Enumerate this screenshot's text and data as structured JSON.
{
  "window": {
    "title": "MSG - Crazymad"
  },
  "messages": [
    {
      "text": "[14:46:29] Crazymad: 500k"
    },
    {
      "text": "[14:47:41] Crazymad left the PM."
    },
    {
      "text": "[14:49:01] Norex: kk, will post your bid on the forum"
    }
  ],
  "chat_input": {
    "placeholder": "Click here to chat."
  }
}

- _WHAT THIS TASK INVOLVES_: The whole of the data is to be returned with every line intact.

- _SOLVED EXERCISE_:
Enumerate this screenshot's text and data as structured JSON.
{
  "window": {
    "title": "MSG - Crazymad"
  },
  "messages": [
    {
      "text": "[14:46:29] Crazymad: 500k"
    },
    {
      "text": "[14:47:41] Crazymad left the PM."
    },
    {
      "text": "[14:49:01] Norex: kk, will post your bid on the forum"
    }
  ],
  "chat_input": {
    "placeholder": "Click here to chat."
  }
}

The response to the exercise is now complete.